### Records to use

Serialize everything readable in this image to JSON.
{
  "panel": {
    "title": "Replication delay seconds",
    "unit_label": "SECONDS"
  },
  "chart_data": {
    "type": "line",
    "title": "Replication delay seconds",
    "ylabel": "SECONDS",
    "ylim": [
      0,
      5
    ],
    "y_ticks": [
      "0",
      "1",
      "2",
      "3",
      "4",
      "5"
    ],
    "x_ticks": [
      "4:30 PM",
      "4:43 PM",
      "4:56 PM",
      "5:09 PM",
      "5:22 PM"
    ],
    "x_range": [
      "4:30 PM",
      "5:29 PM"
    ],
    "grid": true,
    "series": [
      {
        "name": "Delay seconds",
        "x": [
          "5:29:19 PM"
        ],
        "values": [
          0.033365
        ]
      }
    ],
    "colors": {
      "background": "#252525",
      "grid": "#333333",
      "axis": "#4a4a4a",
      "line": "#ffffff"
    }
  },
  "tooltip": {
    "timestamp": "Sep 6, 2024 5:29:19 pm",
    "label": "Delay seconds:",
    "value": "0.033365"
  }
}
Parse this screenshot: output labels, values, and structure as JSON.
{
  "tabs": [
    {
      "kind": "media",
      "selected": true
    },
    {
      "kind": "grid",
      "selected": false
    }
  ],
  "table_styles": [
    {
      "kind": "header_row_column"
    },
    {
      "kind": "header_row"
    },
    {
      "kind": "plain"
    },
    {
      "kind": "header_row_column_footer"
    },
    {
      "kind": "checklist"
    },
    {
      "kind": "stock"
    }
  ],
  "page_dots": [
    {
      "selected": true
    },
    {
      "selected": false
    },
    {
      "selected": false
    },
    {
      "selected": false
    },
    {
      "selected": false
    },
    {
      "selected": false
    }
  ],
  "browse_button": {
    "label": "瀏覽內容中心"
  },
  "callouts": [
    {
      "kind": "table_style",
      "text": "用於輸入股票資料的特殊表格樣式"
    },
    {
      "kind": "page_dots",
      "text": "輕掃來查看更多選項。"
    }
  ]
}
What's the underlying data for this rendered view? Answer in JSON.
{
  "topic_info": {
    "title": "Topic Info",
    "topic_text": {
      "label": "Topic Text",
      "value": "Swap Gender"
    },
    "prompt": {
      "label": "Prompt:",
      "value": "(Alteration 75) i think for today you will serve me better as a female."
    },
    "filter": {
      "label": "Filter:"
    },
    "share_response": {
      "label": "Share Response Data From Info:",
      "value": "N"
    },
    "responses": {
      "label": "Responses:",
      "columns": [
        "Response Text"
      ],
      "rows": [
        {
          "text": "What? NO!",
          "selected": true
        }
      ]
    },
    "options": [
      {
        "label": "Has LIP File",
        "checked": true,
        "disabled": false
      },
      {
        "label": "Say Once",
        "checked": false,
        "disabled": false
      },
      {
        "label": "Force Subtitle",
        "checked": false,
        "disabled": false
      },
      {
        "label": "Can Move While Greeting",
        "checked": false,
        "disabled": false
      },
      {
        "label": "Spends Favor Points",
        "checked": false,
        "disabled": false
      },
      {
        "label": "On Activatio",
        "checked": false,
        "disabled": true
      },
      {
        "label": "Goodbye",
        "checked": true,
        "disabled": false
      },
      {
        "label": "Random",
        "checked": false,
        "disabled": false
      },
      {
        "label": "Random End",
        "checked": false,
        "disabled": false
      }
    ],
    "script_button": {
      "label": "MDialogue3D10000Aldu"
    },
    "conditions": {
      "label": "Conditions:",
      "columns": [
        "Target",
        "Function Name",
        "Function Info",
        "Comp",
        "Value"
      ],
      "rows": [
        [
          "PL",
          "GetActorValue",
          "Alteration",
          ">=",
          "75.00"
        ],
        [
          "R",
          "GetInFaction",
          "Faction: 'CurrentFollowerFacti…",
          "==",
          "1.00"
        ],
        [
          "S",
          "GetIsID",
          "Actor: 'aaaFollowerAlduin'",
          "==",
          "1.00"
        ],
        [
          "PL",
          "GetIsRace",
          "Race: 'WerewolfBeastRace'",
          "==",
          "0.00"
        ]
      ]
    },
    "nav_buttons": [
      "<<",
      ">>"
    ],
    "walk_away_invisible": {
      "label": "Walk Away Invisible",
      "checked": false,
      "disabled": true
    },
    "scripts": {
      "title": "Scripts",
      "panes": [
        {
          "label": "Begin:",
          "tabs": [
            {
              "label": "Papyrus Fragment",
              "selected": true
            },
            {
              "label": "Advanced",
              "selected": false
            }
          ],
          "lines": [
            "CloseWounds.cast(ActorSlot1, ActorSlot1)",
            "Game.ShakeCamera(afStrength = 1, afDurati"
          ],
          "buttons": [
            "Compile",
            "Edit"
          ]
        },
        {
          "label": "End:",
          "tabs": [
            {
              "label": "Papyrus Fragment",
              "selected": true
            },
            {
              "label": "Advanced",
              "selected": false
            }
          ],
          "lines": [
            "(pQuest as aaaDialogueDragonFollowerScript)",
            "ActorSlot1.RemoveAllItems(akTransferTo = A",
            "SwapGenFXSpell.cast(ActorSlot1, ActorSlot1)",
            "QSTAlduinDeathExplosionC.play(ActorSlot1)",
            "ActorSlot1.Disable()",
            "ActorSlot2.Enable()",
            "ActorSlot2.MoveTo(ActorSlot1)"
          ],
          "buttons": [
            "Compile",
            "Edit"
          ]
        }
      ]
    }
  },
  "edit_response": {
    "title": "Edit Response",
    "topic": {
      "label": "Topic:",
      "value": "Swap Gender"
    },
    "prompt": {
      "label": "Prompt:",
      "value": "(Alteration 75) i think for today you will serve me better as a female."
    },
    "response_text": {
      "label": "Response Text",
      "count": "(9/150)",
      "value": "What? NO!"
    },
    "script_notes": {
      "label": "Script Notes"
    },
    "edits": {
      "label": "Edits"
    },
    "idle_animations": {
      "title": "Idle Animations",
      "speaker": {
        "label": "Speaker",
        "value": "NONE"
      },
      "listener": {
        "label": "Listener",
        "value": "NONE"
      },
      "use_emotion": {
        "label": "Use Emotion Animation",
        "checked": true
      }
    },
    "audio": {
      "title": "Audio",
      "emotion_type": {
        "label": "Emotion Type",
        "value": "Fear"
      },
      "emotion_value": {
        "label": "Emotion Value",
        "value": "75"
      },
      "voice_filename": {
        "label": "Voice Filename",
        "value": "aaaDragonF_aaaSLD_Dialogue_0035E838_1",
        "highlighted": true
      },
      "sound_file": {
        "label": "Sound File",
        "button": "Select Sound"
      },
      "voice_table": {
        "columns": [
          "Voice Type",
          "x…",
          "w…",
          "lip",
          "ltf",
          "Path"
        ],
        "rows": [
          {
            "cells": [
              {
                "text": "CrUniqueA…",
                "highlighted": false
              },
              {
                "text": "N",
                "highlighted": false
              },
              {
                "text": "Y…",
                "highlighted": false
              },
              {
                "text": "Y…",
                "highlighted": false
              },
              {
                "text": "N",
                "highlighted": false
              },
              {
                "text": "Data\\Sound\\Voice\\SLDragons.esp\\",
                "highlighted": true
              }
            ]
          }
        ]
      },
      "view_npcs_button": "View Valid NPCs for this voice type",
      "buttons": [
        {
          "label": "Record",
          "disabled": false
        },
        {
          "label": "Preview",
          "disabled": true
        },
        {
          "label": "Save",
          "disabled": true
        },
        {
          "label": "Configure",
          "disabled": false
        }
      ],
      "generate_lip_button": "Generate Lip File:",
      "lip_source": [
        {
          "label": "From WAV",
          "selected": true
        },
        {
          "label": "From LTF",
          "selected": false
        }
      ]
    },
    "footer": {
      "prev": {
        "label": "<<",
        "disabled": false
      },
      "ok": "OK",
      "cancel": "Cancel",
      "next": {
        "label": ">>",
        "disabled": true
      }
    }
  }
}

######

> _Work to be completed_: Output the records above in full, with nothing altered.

> _Result for this exercise_:
Serialize everything readable in this image to JSON.
{
  "panel": {
    "title": "Replication delay seconds",
    "unit_label": "SECONDS"
  },
  "chart_data": {
    "type": "line",
    "title": "Replication delay seconds",
    "ylabel": "SECONDS",
    "ylim": [
      0,
      5
    ],
    "y_ticks": [
      "0",
      "1",
      "2",
      "3",
      "4",
      "5"
    ],
    "x_ticks": [
      "4:30 PM",
      "4:43 PM",
      "4:56 PM",
      "5:09 PM",
      "5:22 PM"
    ],
    "x_range": [
      "4:30 PM",
      "5:29 PM"
    ],
    "grid": true,
    "series": [
      {
        "name": "Delay seconds",
        "x": [
          "5:29:19 PM"
        ],
        "values": [
          0.033365
        ]
      }
    ],
    "colors": {
      "background": "#252525",
      "grid": "#333333",
      "axis": "#4a4a4a",
      "line": "#ffffff"
    }
  },
  "tooltip": {
    "timestamp": "Sep 6, 2024 5:29:19 pm",
    "label": "Delay seconds:",
    "value": "0.033365"
  }
}
Parse this screenshot: output labels, values, and structure as JSON.
{
  "tabs": [
    {
      "kind": "media",
      "selected": true
    },
    {
      "kind": "grid",
      "selected": false
    }
  ],
  "table_styles": [
    {
      "kind": "header_row_column"
    },
    {
      "kind": "header_row"
    },
    {
      "kind": "plain"
    },
    {
      "kind": "header_row_column_footer"
    },
    {
      "kind": "checklist"
    },
    {
      "kind": "stock"
    }
  ],
  "page_dots": [
    {
      "selected": true
    },
    {
      "selected": false
    },
    {
      "selected": false
    },
    {
      "selected": false
    },
    {
      "selected": false
    },
    {
      "selected": false
    }
  ],
  "browse_button": {
    "label": "瀏覽內容中心"
  },
  "callouts": [
    {
      "kind": "table_style",
      "text": "用於輸入股票資料的特殊表格樣式"
    },
    {
      "kind": "page_dots",
      "text": "輕掃來查看更多選項。"
    }
  ]
}
What's the underlying data for this rendered view? Answer in JSON.
{
  "topic_info": {
    "title": "Topic Info",
    "topic_text": {
      "label": "Topic Text",
      "value": "Swap Gender"
    },
    "prompt": {
      "label": "Prompt:",
      "value": "(Alteration 75) i think for today you will serve me better as a female."
    },
    "filter": {
      "label": "Filter:"
    },
    "share_response": {
      "label": "Share Response Data From Info:",
      "value": "N"
    },
    "responses": {
      "label": "Responses:",
      "columns": [
        "Response Text"
      ],
      "rows": [
        {
          "text": "What? NO!",
          "selected": true
        }
      ]
    },
    "options": [
      {
        "label": "Has LIP File",
        "checked": true,
        "disabled": false
      },
      {
        "label": "Say Once",
        "checked": false,
        "disabled": false
      },
      {
        "label": "Force Subtitle",
        "checked": false,
        "disabled": false
      },
      {
        "label": "Can Move While Greeting",
        "checked": false,
        "disabled": false
      },
      {
        "label": "Spends Favor Points",
        "checked": false,
        "disabled": false
      },
      {
        "label": "On Activatio",
        "checked": false,
        "disabled": true
      },
      {
        "label": "Goodbye",
        "checked": true,
        "disabled": false
      },
      {
        "label": "Random",
        "checked": false,
        "disabled": false
      },
      {
        "label": "Random End",
        "checked": false,
        "disabled": false
      }
    ],
    "script_button": {
      "label": "MDialogue3D10000Aldu"
    },
    "conditions": {
      "label": "Conditions:",
      "columns": [
        "Target",
        "Function Name",
        "Function Info",
        "Comp",
        "Value"
      ],
      "rows": [
        [
          "PL",
          "GetActorValue",
          "Alteration",
          ">=",
          "75.00"
        ],
        [
          "R",
          "GetInFaction",
          "Faction: 'CurrentFollowerFacti…",
          "==",
          "1.00"
        ],
        [
          "S",
          "GetIsID",
          "Actor: 'aaaFollowerAlduin'",
          "==",
          "1.00"
        ],
        [
          "PL",
          "GetIsRace",
          "Race: 'WerewolfBeastRace'",
          "==",
          "0.00"
        ]
      ]
    },
    "nav_buttons": [
      "<<",
      ">>"
    ],
    "walk_away_invisible": {
      "label": "Walk Away Invisible",
      "checked": false,
      "disabled": true
    },
    "scripts": {
      "title": "Scripts",
      "panes": [
        {
          "label": "Begin:",
          "tabs": [
            {
              "label": "Papyrus Fragment",
              "selected": true
            },
            {
              "label": "Advanced",
              "selected": false
            }
          ],
          "lines": [
            "CloseWounds.cast(ActorSlot1, ActorSlot1)",
            "Game.ShakeCamera(afStrength = 1, afDurati"
          ],
          "buttons": [
            "Compile",
            "Edit"
          ]
        },
        {
          "label": "End:",
          "tabs": [
            {
              "label": "Papyrus Fragment",
              "selected": true
            },
            {
              "label": "Advanced",
              "selected": false
            }
          ],
          "lines": [
            "(pQuest as aaaDialogueDragonFollowerScript)",
            "ActorSlot1.RemoveAllItems(akTransferTo = A",
            "SwapGenFXSpell.cast(ActorSlot1, ActorSlot1)",
            "QSTAlduinDeathExplosionC.play(ActorSlot1)",
            "ActorSlot1.Disable()",
            "ActorSlot2.Enable()",
            "ActorSlot2.MoveTo(ActorSlot1)"
          ],
          "buttons": [
            "Compile",
            "Edit"
          ]
        }
      ]
    }
  },
  "edit_response": {
    "title": "Edit Response",
    "topic": {
      "label": "Topic:",
      "value": "Swap Gender"
    },
    "prompt": {
      "label": "Prompt:",
      "value": "(Alteration 75) i think for today you will serve me better as a female."
    },
    "response_text": {
      "label": "Response Text",
      "count": "(9/150)",
      "value": "What? NO!"
    },
    "script_notes": {
      "label": "Script Notes"
    },
    "edits": {
      "label": "Edits"
    },
    "idle_animations": {
      "title": "Idle Animations",
      "speaker": {
        "label": "Speaker",
        "value": "NONE"
      },
      "listener": {
        "label": "Listener",
        "value": "NONE"
      },
      "use_emotion": {
        "label": "Use Emotion Animation",
        "checked": true
      }
    },
    "audio": {
      "title": "Audio",
      "emotion_type": {
        "label": "Emotion Type",
        "value": "Fear"
      },
      "emotion_value": {
        "label": "Emotion Value",
        "value": "75"
      },
      "voice_filename": {
        "label": "Voice Filename",
        "value": "aaaDragonF_aaaSLD_Dialogue_0035E838_1",
        "highlighted": true
      },
      "sound_file": {
        "label": "Sound File",
        "button": "Select Sound"
      },
      "voice_table": {
        "columns": [
          "Voice Type",
          "x…",
          "w…",
          "lip",
          "ltf",
          "Path"
        ],
        "rows": [
          {
            "cells": [
              {
                "text": "CrUniqueA…",
                "highlighted": false
              },
              {
                "text": "N",
                "highlighted": false
              },
              {
                "text": "Y…",
                "highlighted": false
              },
              {
                "text": "Y…",
                "highlighted": false
              },
              {
                "text": "N",
                "highlighted": false
              },
              {
                "text": "Data\\Sound\\Voice\\SLDragons.esp\\",
                "highlighted": true
              }
            ]
          }
        ]
      },
      "view_npcs_button": "View Valid NPCs for this voice type",
      "buttons": [
        {
          "label": "Record",
          "disabled": false
        },
        {
          "label": "Preview",
          "disabled": true
        },
        {
          "label": "Save",
          "disabled": true
        },
        {
          "label": "Configure",
          "disabled": false
        }
      ],
      "generate_lip_button": "Generate Lip File:",
      "lip_source": [
        {
          "label": "From WAV",
          "selected": true
        },
        {
          "label": "From LTF",
          "selected": false
        }
      ]
    },
    "footer": {
      "prev": {
        "label": "<<",
        "disabled": false
      },
      "ok": "OK",
      "cancel": "Cancel",
      "next": {
        "label": ">>",
        "disabled": true
      }
    }
  }
}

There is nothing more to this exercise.